Description of the task:
When "heart" occurs in a line of the material, copy that line.

Supplied data:

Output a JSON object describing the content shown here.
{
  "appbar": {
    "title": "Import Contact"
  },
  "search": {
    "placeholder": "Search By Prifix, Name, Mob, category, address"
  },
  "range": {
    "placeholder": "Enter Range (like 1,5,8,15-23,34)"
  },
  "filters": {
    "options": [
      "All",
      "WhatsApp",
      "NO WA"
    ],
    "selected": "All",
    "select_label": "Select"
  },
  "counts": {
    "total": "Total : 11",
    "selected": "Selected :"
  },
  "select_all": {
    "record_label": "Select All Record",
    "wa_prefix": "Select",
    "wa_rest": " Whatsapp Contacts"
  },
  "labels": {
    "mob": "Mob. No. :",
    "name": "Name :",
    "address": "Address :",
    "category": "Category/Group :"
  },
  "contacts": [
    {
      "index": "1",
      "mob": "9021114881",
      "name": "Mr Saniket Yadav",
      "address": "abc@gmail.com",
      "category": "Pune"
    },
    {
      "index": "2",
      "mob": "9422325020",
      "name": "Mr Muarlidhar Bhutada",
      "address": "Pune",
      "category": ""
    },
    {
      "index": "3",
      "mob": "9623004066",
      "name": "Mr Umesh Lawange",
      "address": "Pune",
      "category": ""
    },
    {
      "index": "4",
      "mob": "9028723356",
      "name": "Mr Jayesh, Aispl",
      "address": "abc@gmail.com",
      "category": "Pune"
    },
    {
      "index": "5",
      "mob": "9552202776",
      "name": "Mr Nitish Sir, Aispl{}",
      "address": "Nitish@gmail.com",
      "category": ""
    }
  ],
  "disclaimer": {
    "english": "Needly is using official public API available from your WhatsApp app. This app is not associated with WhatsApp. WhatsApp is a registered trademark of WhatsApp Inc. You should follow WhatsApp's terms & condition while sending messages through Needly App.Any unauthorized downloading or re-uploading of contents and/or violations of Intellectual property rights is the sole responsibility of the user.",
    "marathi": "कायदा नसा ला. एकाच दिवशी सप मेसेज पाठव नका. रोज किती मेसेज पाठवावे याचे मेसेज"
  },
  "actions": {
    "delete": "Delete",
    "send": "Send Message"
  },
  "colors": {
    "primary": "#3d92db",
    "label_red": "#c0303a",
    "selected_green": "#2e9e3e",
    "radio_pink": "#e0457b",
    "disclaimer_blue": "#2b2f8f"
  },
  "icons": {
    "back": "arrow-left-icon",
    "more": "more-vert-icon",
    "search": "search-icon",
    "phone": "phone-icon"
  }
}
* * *
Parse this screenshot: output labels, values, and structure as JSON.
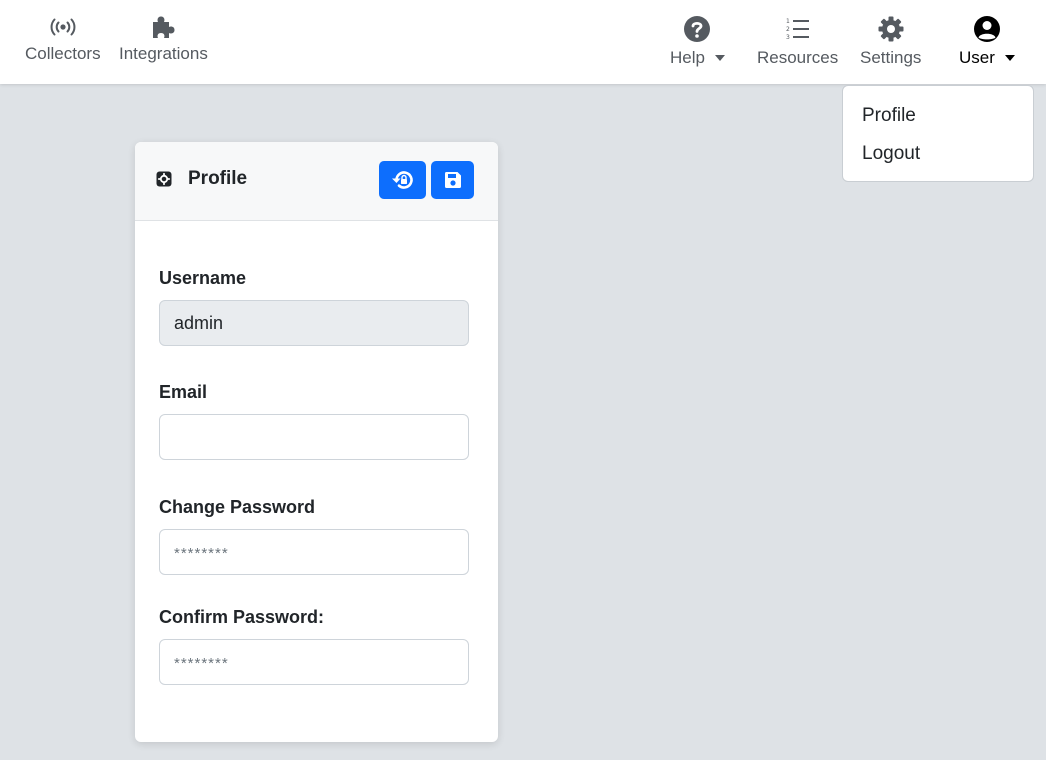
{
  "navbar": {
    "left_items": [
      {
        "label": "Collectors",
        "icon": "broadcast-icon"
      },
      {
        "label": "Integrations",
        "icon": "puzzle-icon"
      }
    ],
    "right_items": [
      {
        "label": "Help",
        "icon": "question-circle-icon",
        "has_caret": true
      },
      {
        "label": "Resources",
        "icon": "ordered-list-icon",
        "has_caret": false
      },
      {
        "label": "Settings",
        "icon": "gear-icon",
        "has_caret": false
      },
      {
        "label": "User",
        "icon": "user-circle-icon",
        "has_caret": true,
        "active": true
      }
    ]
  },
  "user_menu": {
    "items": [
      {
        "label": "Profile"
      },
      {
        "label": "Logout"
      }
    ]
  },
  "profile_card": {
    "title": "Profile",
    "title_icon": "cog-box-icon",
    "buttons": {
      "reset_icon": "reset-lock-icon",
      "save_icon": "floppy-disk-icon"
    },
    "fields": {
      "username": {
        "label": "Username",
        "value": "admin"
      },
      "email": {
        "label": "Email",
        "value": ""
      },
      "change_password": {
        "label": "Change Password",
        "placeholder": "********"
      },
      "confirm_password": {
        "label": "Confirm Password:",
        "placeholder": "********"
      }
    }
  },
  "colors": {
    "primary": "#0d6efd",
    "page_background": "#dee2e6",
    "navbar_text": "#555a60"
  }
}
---
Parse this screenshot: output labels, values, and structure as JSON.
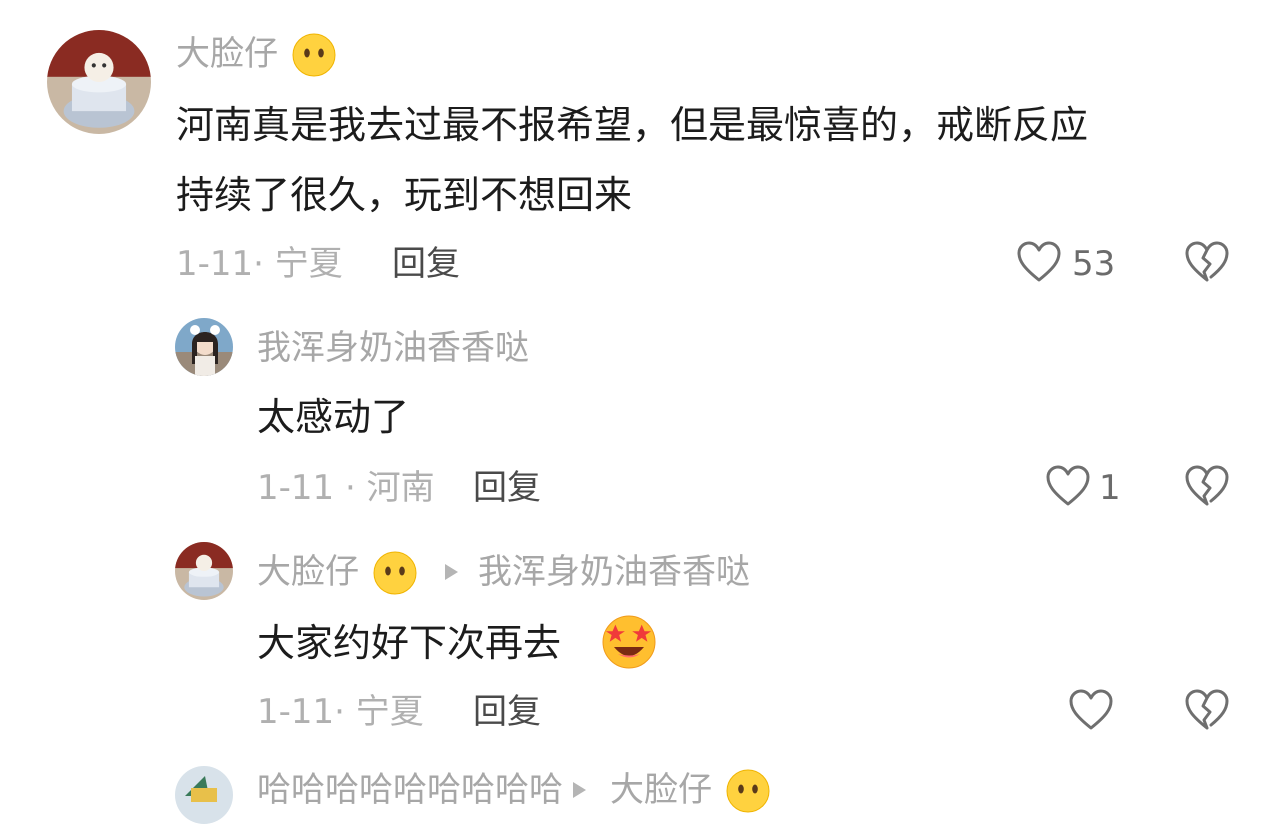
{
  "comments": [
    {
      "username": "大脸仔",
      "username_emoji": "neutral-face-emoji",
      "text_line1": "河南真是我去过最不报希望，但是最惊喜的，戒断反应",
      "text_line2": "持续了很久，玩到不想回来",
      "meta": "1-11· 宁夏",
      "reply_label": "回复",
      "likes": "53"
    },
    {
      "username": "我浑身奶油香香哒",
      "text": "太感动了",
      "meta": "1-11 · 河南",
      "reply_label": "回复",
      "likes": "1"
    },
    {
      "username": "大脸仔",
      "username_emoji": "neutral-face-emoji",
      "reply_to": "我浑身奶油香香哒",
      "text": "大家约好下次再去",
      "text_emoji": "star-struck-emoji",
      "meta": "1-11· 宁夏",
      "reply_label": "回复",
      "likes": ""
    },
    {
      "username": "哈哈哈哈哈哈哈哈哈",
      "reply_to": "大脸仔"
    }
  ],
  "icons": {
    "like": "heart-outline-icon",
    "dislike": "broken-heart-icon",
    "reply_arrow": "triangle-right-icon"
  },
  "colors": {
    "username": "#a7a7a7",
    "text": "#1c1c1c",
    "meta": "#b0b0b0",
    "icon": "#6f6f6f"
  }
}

Task response:
    "like": "heart-outline-icon",
    "dislike": "broken-heart-icon",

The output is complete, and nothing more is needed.